- Task to complete -
Make an exact copy of every entry, leaving the pictures out.

- Supplied records -

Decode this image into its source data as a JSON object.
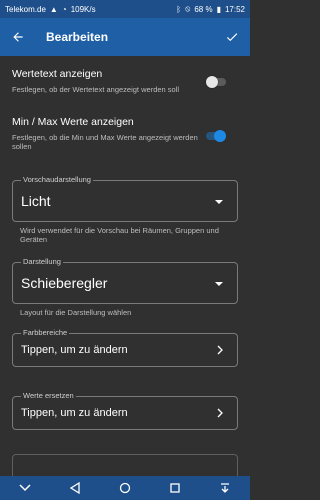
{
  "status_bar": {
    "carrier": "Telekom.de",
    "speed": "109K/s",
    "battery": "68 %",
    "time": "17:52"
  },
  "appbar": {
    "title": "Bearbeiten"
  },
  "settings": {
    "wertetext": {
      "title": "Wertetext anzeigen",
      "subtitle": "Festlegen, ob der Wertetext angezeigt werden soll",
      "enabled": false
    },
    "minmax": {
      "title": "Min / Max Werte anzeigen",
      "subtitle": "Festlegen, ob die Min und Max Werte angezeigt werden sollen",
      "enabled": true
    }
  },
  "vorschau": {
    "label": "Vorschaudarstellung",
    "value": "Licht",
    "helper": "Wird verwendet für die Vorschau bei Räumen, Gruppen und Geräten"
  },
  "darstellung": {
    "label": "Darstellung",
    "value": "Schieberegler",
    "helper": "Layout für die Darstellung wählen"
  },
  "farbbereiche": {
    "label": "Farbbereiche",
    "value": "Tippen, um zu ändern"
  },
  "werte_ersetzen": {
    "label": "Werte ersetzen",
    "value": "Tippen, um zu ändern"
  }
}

- Exercise answer -
Decode this image into its source data as a JSON object.
{
  "status_bar": {
    "carrier": "Telekom.de",
    "speed": "109K/s",
    "battery": "68 %",
    "time": "17:52"
  },
  "appbar": {
    "title": "Bearbeiten"
  },
  "settings": {
    "wertetext": {
      "title": "Wertetext anzeigen",
      "subtitle": "Festlegen, ob der Wertetext angezeigt werden soll",
      "enabled": false
    },
    "minmax": {
      "title": "Min / Max Werte anzeigen",
      "subtitle": "Festlegen, ob die Min und Max Werte angezeigt werden sollen",
      "enabled": true
    }
  },
  "vorschau": {
    "label": "Vorschaudarstellung",
    "value": "Licht",
    "helper": "Wird verwendet für die Vorschau bei Räumen, Gruppen und Geräten"
  },
  "darstellung": {
    "label": "Darstellung",
    "value": "Schieberegler",
    "helper": "Layout für die Darstellung wählen"
  },
  "farbbereiche": {
    "label": "Farbbereiche",
    "value": "Tippen, um zu ändern"
  },
  "werte_ersetzen": {
    "label": "Werte ersetzen",
    "value": "Tippen, um zu ändern"
  }
}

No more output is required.